Thursday, December 31, 2015

Healthy Holiday Cleaning

The holidays can mean having a lot of people over to the house which means a lot of cleaning. But instead of reaching for the bleach or drain cleaner, take the time to read the labels and follow the directions. Many of the cleaning products available in stores today are hazardous. You can tell by reading the signal word and precautionary statements. The signal words are: Warning, Caution, or Danger on the label.

Sure, we see these words on labels all the time, but what do those labels actually mean?

According to the the Federal Hazardous Substances Act (FHSA) household hazardous products must be labeled accordingly. It was decided that there should be three levels of labeling.

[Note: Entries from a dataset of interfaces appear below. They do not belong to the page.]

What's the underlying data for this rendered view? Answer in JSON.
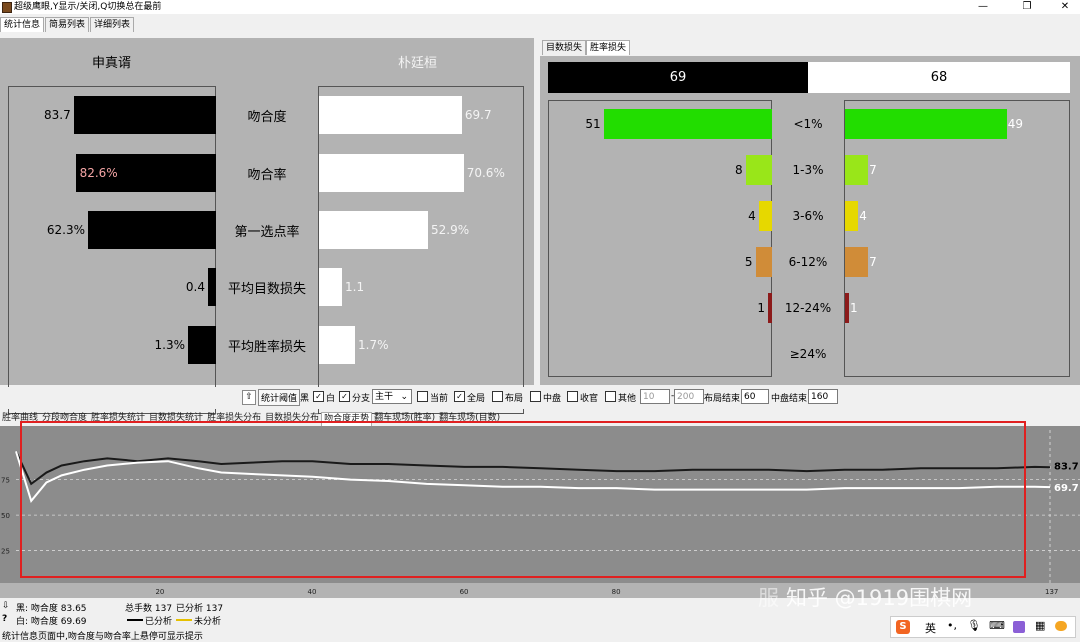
{
  "window": {
    "title": "超级鹰眼,Y显示/关闭,Q切换总在最前",
    "controls": [
      "—",
      "❐",
      "✕"
    ]
  },
  "main_tabs": [
    "统计信息",
    "简易列表",
    "详细列表"
  ],
  "left_stats": {
    "black_player": "申真谞",
    "white_player": "朴廷桓",
    "categories": [
      "吻合度",
      "吻合率",
      "第一选点率",
      "平均目数损失",
      "平均胜率损失"
    ],
    "black_values": [
      83.7,
      82.6,
      62.3,
      0.4,
      1.3
    ],
    "white_values": [
      69.7,
      70.6,
      52.9,
      1.1,
      1.7
    ],
    "black_labels": [
      "83.7",
      "82.6%",
      "62.3%",
      "0.4",
      "1.3%"
    ],
    "white_labels": [
      "69.7",
      "70.6%",
      "52.9%",
      "1.1",
      "1.7%"
    ],
    "black_color": "#000000",
    "white_color": "#ffffff"
  },
  "right_stats": {
    "tabs": [
      "目数损失",
      "胜率损失"
    ],
    "black_total": "69",
    "white_total": "68",
    "ranges": [
      "<1%",
      "1-3%",
      "3-6%",
      "6-12%",
      "12-24%",
      "≥24%"
    ],
    "black_counts": [
      51,
      8,
      4,
      5,
      1,
      0
    ],
    "white_counts": [
      49,
      7,
      4,
      7,
      1,
      0
    ],
    "colors": [
      "#22dd00",
      "#99e619",
      "#e6d800",
      "#d08c38",
      "#8c1a1a",
      "#000000"
    ]
  },
  "controls": {
    "button": "统计阈值",
    "labels": {
      "black": "黑",
      "white": "白",
      "branch": "分支",
      "current": "当前",
      "whole": "全局",
      "opening": "布局",
      "middle": "中盘",
      "end": "收官",
      "other": "其他",
      "opening_end": "布局结束",
      "middle_end": "中盘结束"
    },
    "checked": {
      "black": true,
      "white": true,
      "branch": true,
      "current": false,
      "whole": true,
      "opening": false,
      "middle": false,
      "end": false,
      "other": false
    },
    "select_value": "主干",
    "range_from": "10",
    "range_to": "200",
    "opening_end_value": "60",
    "middle_end_value": "160"
  },
  "bottom_tabs": [
    "胜率曲线",
    "分段吻合度",
    "胜率损失统计",
    "目数损失统计",
    "胜率损失分布",
    "目数损失分布",
    "吻合度走势",
    "翻车现场(胜率)",
    "翻车现场(目数)"
  ],
  "chart_data": {
    "type": "line",
    "title": "吻合度走势",
    "xlabel": "",
    "ylabel": "",
    "xlim": [
      1,
      137
    ],
    "ylim": [
      0,
      110
    ],
    "yticks": [
      25,
      50,
      75
    ],
    "xticks": [
      20,
      40,
      60,
      80,
      137
    ],
    "end_labels": {
      "black": "83.7",
      "white": "69.7"
    },
    "series": [
      {
        "color": "#1a1a1a",
        "x": [
          1,
          3,
          5,
          7,
          10,
          13,
          17,
          21,
          25,
          28,
          32,
          36,
          40,
          45,
          50,
          55,
          60,
          65,
          70,
          75,
          80,
          85,
          90,
          95,
          100,
          105,
          110,
          115,
          120,
          125,
          130,
          135,
          137
        ],
        "y": [
          95,
          72,
          80,
          85,
          88,
          90,
          88,
          90,
          88,
          86,
          87,
          88,
          88,
          86,
          86,
          85,
          84,
          84,
          83,
          82,
          81,
          81,
          82,
          82,
          82,
          81,
          82,
          82,
          83,
          83,
          83,
          84,
          83.7
        ]
      },
      {
        "color": "#ffffff",
        "x": [
          1,
          3,
          5,
          7,
          10,
          13,
          17,
          21,
          25,
          28,
          32,
          36,
          40,
          45,
          50,
          55,
          60,
          65,
          70,
          75,
          80,
          85,
          90,
          95,
          100,
          105,
          110,
          115,
          120,
          125,
          130,
          135,
          137
        ],
        "y": [
          95,
          60,
          73,
          78,
          82,
          85,
          87,
          88,
          83,
          80,
          79,
          78,
          77,
          75,
          74,
          72,
          71,
          70,
          70,
          69,
          69,
          68,
          68,
          68,
          68,
          68,
          69,
          69,
          69,
          69,
          70,
          70,
          69.7
        ]
      }
    ]
  },
  "status": {
    "black_line": "黑: 吻合度 83.65",
    "white_line": "白: 吻合度 69.69",
    "total_moves": "总手数 137",
    "analyzed": "已分析 137",
    "legend_analyzed": "已分析",
    "legend_unanalyzed": "未分析",
    "hint": "统计信息页面中,吻合度与吻合率上悬停可显示提示"
  },
  "watermark": "知乎 @1919围棋网",
  "watermark_faint": "服",
  "ime": {
    "label": "英",
    "icons": [
      "sogou-logo-icon",
      "punctuation-icon",
      "microphone-icon",
      "keyboard-icon",
      "skin-icon",
      "grid-icon",
      "tools-icon"
    ]
  }
}
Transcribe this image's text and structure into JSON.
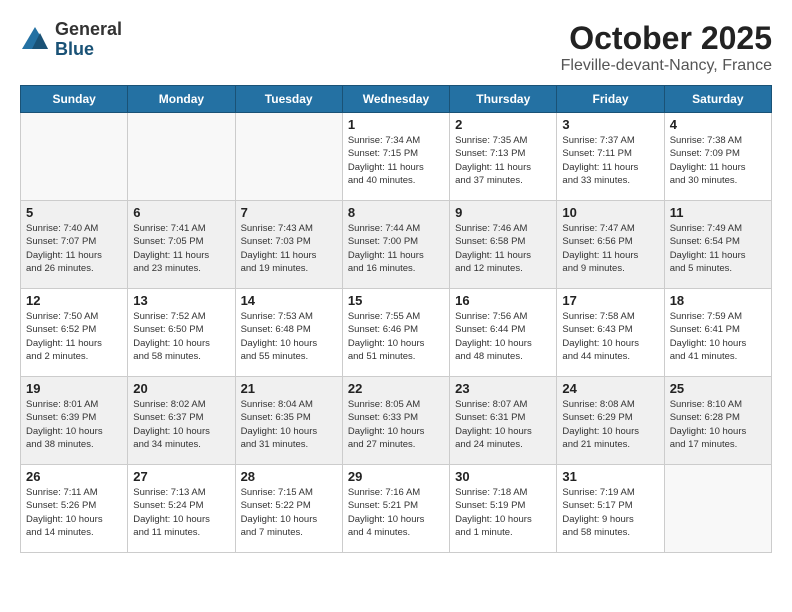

Warning or Caution:
These labels indicate that a product may be “moderately toxic, corrosive, reactive, or flammable”.
This is the second ‘level’ of toxicity and means that a product is highly toxic, flammable, or corrosive. It can cause injury to you through ingestion or skin exposure.
This is the highest level of toxicity that can be listed and means that the product can cause injury or even death if ingested, inhaled, or absorbed through the skin.

Choosing safer products

The best way to reduce hazardous exposures to you and your family is to use green cleaning methods or by choosing the least hazardous product available when shopping. There are many cleaning products available with hazards low enough to not require one of the signal words. There are also several recipes to create your own green cleaners that are easy and mainly use common household products such as baking soda and vinegar. If you must use a hazardous product, make sure you read the label, use the safety precautions described, and follow the directions. Simply using the product as directed with the best possible safety precautions can reduce exposures.
So the next time your drain is clogged or there’s a stain on your bathroom wall reach for a safer alternative. And you won’t have to worry about toxic exposures for you, your household, your guests and pets.

You can find more tips on how to reduce your family’s exposure to toxins through our Healthy Home Companion.


Monday, December 21, 2015

5 Tips for Safer Holiday Food

One of the most common things to do during the holiday season is prepare food. Here are some tips for safer holiday food.

1. Wash your hands thoroughly and often.
Raw meat and eggs can contain bacteria that can make us sick. Washing your hands with soap and warm water will help reduce the risk of bacteria spreading. Frequent hand-washing also helps reduce the spread of other germs and tiny bits of toxic chemicals that get on our hands as we go about our daily routines.

2. Use a meat thermometer.
Ham, turkeys, and other types of meat are popular this time of year and it’s easy to underestimate how long they should be cooked. Use a meat thermometer to cook meat to its safe minimum cooking temperature. Kitchen thermometers make a great holiday gift!

3. Refrigerate promptly.
Bacteria can grow quickly on cooling food, especially meat. Try to put everything in the fridge as soon as you’re done using it so that bacteria don’t have a chance to grow.

4. Separate, don’t contaminate!
When preparing food, designate one cutting board for meat (including poultry, seafood and eggs) and one for everything else. This will prevent any of the bacteria on meat from getting into other food. Here are some other tips for preventing cross-contamination.

5. Use glass or ceramic containers to store food.
Plastic containers contain phthalates and BPA chemicals linked to long term illness. Even containers that are BPA Free can still contain other chemicals with health concerns. Using glass or ceramic containers to store food reduces exposure to these potentially harmful chemicals.

For more information on foodborne illness visit the CDC’s website.

Thursday, December 10, 2015

How to have a ‘Green,’ Healthy and Safe Holiday

If you’re like a lot of people around the holidays, you like to decorate! And this can mean strings and strings of colored lights wrapped around a tree or your house. While these lights are beautiful and help bring about holiday cheer, they also can be costly and, sometimes, hazardous. LED string lights are becoming more common and not only reduce your energy bills around the holidays, but also don’t burn or break as easily as conventional string lights. Nothing like saving ‘green’ while being green! Many holiday lights contain lead, which is toxic to the brain and especially toxic for children whose brains are still developing. Keep small children from touching holiday lights when possible and have everyone wash hands thoroughly after touching holiday lights.

Burning candles releases volatile organic compounds (VOCs) into your indoor air. These VOCs are tiny chemical particles can irritate lungs and cause symptoms in people with asthma or allergies. Candles also present fire and burn hazards especially if there will be small children and pets present in your home. Instead of using real candles, consider using LED candles which give the same warm glow, without all of the fine particulate matter. They also last much longer than conventional candles and can save you money! If you burn candles for a warm holiday scent, try simmering cinnamon sticks in water on the stove instead.

And finally, a holiday tree can be a center point to the holidays. It can be a tradition from some to go cut one down and bring it inside without realizing what they’re hauling in with it. Trees, being plants, carry pollen with them which can cause seasonal allergic rhinitis, more commonly known as ‘hay fever’. If anyone in your home has allergies and asthma it may benefit your whole family to go with an artificial tree this year!